Several studies have documented relationships between adipose tissue and bone mineral density (BMD); however, the degree to which there are racial differences in this relationship is not known. The purpose of this study was to examine the relationships between abdominal visceral adipose tissue (VAT) and subcutaneous adipose tissue (SAT) and BMD among white and African American adults. The sample included 330 white women, 328 African American women, 307 white men, and 116 African American men 18-74. years of age. Dual-energy X-ray absorptiometry scans were used to measure BMD and computed tomography scans were used to measure abdominal VAT and SAT. Linear regression was used to assess the relationships between abdominal adiposity and BMD and to explore possible sex and race differences in the associations. In the total sample as well as in all sex-by-race groups, VAT and SAT were negatively related to BMD, after adjustment for lean body mass (LBM) and several covariates. The VAT model (including covariates) explained 33.3% of the variance in BMD and the SAT model (including covariates) explained 32.7% of the variance in BMD. Being African American, being male, and having high LBM were all associated with higher BMD. Race and sex interactions were not significant, indicating that the relationships were similar across race and sex groups. In conclusion, BMD was inversely related to abdominal VAT and SAT in white and African American adults after adjustment for LBM. This article is part of a Special Issue entitled: Interactions Between Bone, Adipose Tissue and Metabolism.
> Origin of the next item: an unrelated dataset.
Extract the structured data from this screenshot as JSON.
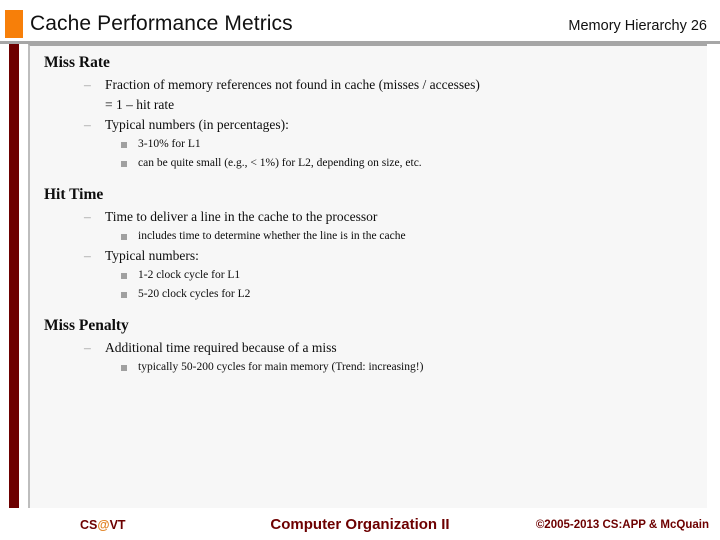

ASJC Scopus subject areas
- Endocrinology, Diabetes and Metabolism